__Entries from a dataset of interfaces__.
※
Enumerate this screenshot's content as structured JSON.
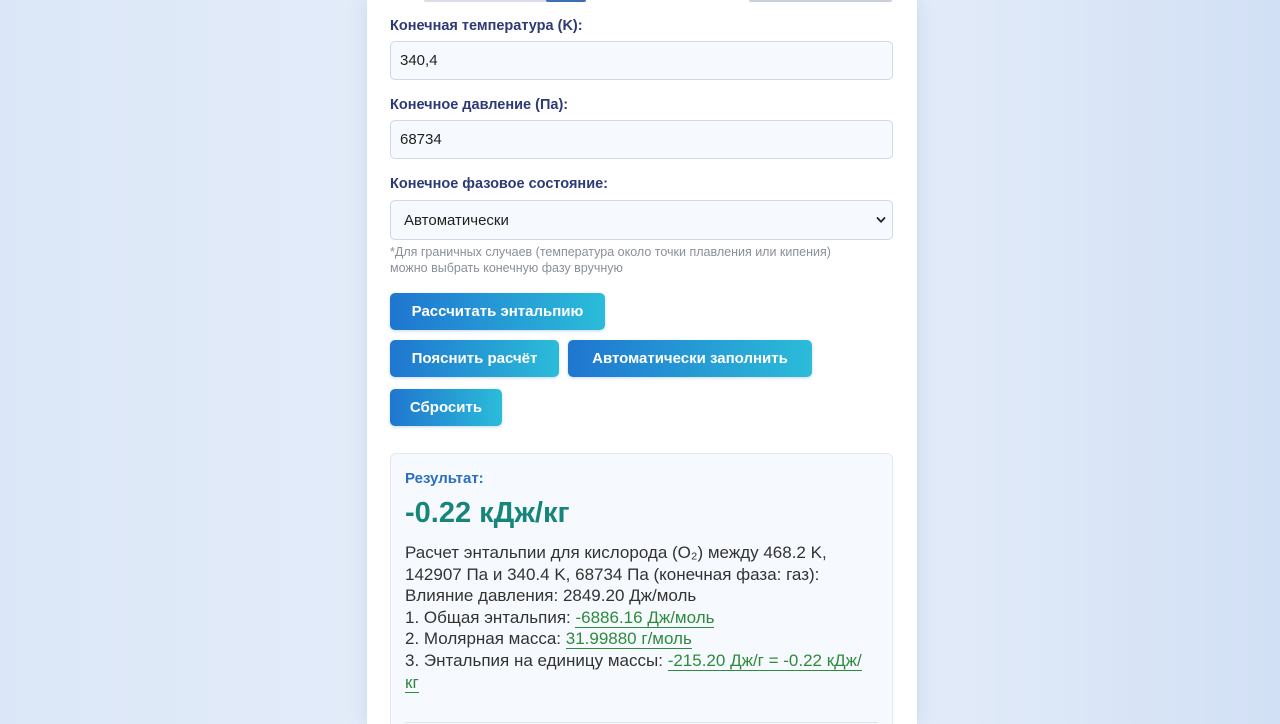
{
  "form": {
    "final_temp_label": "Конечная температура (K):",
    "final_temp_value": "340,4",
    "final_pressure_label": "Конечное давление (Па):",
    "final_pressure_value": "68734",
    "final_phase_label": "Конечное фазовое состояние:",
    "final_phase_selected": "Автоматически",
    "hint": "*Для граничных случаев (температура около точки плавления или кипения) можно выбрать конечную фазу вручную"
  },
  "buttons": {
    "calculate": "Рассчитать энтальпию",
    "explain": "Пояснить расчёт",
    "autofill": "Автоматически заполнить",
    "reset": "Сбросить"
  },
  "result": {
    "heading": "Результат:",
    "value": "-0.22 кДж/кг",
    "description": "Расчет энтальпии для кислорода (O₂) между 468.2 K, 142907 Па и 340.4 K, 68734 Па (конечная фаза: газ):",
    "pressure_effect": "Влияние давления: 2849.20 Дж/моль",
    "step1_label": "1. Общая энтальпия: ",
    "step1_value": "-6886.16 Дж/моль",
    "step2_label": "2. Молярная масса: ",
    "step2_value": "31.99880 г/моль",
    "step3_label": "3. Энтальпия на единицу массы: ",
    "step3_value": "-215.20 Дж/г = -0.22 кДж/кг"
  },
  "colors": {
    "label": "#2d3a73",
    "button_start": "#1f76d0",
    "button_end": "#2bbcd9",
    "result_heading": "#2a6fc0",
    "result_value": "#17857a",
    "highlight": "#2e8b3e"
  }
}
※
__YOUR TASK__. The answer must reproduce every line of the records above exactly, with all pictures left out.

__OUTPUT OF THE EXERCISE__.
Enumerate this screenshot's content as structured JSON.
{
  "form": {
    "final_temp_label": "Конечная температура (K):",
    "final_temp_value": "340,4",
    "final_pressure_label": "Конечное давление (Па):",
    "final_pressure_value": "68734",
    "final_phase_label": "Конечное фазовое состояние:",
    "final_phase_selected": "Автоматически",
    "hint": "*Для граничных случаев (температура около точки плавления или кипения) можно выбрать конечную фазу вручную"
  },
  "buttons": {
    "calculate": "Рассчитать энтальпию",
    "explain": "Пояснить расчёт",
    "autofill": "Автоматически заполнить",
    "reset": "Сбросить"
  },
  "result": {
    "heading": "Результат:",
    "value": "-0.22 кДж/кг",
    "description": "Расчет энтальпии для кислорода (O₂) между 468.2 K, 142907 Па и 340.4 K, 68734 Па (конечная фаза: газ):",
    "pressure_effect": "Влияние давления: 2849.20 Дж/моль",
    "step1_label": "1. Общая энтальпия: ",
    "step1_value": "-6886.16 Дж/моль",
    "step2_label": "2. Молярная масса: ",
    "step2_value": "31.99880 г/моль",
    "step3_label": "3. Энтальпия на единицу массы: ",
    "step3_value": "-215.20 Дж/г = -0.22 кДж/кг"
  },
  "colors": {
    "label": "#2d3a73",
    "button_start": "#1f76d0",
    "button_end": "#2bbcd9",
    "result_heading": "#2a6fc0",
    "result_value": "#17857a",
    "highlight": "#2e8b3e"
  }
}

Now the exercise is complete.